So it’s not controlled by its wearer but moves to match their step with a mechanical boost.
“[It] learns each new user’s unique walking pattern so that assistance can be tailored for that user,” Bradford confirmed, adding that the ExoBoot “is then able to adapt to things such as changes in walking speed.”
Researchers recruited 20 test subjects—including multiple soldiers—to participate in the study.
Those involved were at the laboratory for several hours, ARL noted in its post. Sensors were placed on participants from head-to-toe. More than 40 reflective dots were assembled on different parts of their bodies to measure how they move. And 128 dual-layer electroencephalography (or EEG) electrodes developed within the Cognition and Neuroergonomics Collaborative Technology Alliance were put on participants’ scalps via a tool “that looks like a swim cap to measure brain signals.” Those sensors can enable high-fidelity neuroimaging during captured walks.
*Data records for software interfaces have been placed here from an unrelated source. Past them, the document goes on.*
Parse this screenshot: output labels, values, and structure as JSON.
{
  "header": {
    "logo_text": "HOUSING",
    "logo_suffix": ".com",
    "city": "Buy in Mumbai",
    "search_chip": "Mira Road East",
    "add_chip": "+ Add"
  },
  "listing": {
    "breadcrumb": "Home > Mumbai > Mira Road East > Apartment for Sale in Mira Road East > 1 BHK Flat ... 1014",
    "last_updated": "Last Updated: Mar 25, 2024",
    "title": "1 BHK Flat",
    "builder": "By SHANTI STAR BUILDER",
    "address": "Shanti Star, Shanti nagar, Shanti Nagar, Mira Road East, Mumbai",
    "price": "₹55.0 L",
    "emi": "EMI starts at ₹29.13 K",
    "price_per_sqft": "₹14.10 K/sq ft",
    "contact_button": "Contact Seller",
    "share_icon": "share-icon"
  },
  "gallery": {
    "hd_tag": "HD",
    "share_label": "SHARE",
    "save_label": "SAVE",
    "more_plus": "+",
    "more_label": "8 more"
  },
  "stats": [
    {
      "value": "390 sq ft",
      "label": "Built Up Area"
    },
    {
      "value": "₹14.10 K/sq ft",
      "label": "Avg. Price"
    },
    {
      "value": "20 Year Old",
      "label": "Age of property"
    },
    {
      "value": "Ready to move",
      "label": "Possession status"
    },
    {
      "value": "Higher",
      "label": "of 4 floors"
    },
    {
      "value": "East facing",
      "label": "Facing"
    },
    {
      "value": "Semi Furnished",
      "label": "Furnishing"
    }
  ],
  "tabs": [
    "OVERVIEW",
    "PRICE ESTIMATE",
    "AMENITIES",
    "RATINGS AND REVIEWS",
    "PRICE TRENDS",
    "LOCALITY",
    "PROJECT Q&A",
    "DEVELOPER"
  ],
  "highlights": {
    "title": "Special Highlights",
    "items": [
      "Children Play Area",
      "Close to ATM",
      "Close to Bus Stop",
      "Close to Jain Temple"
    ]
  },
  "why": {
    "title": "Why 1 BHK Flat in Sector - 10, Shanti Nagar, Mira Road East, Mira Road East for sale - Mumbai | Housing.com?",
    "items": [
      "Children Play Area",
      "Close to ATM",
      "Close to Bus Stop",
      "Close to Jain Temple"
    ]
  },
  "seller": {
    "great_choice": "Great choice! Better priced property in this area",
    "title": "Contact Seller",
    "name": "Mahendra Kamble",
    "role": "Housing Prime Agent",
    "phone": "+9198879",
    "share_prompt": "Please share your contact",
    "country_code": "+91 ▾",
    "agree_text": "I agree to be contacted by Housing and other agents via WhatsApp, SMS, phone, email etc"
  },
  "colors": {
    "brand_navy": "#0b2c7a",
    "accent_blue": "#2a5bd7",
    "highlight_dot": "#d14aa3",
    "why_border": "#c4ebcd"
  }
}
Study participants stepped on a treadmill inside the Soldier Performance and Equipment Advanced Research Facility, for about an hour with and without the smart device.
“The boot felt natural to the person wearing it. There was no noticeable difference in walking when the ExoBoot was not activated,” Sgt. Maj. Blum noted. “When the ExoBoot was active, it felt like there was a spring in your step.”
As the wearers’ foot transitioned from a forward position to the rear, the ExoBoot would activate, propelling it forward.
“While it felt a little strange at first, within just a few minutes, I was accustomed to the device,” Blum said, drawing on his own experience in the study. “There was a noticeable change to the level of effort required while the device was on and off.”
Pushing Human-Exo Performance
In the coming months, the Army research team is set to analyze the data they collected—and present it at national conferences for feedback. Before that can happen, they’ll need time to understand the neural signals they recorded because that ability to document brain activity with a smart boot remains relatively new. A longer-term aim, according to Bradford, involves pinpointing biometrics that can be integrated into exoskeleton controls.
“While the current version of the ExoBoot is somewhat able to adapt to each new user, not all users experience benefit from the device,” she explained. “Best case scenario is we are able to identify robust signals from the human that can predict the performance of the human-exo team.”
Those signals could in turn act as the basis for novel objective functions that could be fused in the boot’s controls.
“The goal here would be improving human-exo team performance for all users,” Bradford said.
The effort is just one portion of a broader ARL research focus area uniting people and artificial intelligence, to ultimately train teams that can operate together in complex environments. Bradford and Blum additionally both view this work as a prime opportunity for scientists and soldiers to connect.
“It is imperative that we involve soldiers early on in the research process. We need the operational expertise that our soldiers can provide to the development of new technologies,” Blum said. “This is referred to as soldier-centered design.”
He noted that the approach allows the military to garner immediate feedback regarding the applicability of the tools and gauge what capability improvements it might provide.
“The feedback is provided to scientists across the Army research ecosystem, and to academia, industry, and acquisition partners to speed the development of cost-effective, relevant technologies for the warfighter,” Blum said.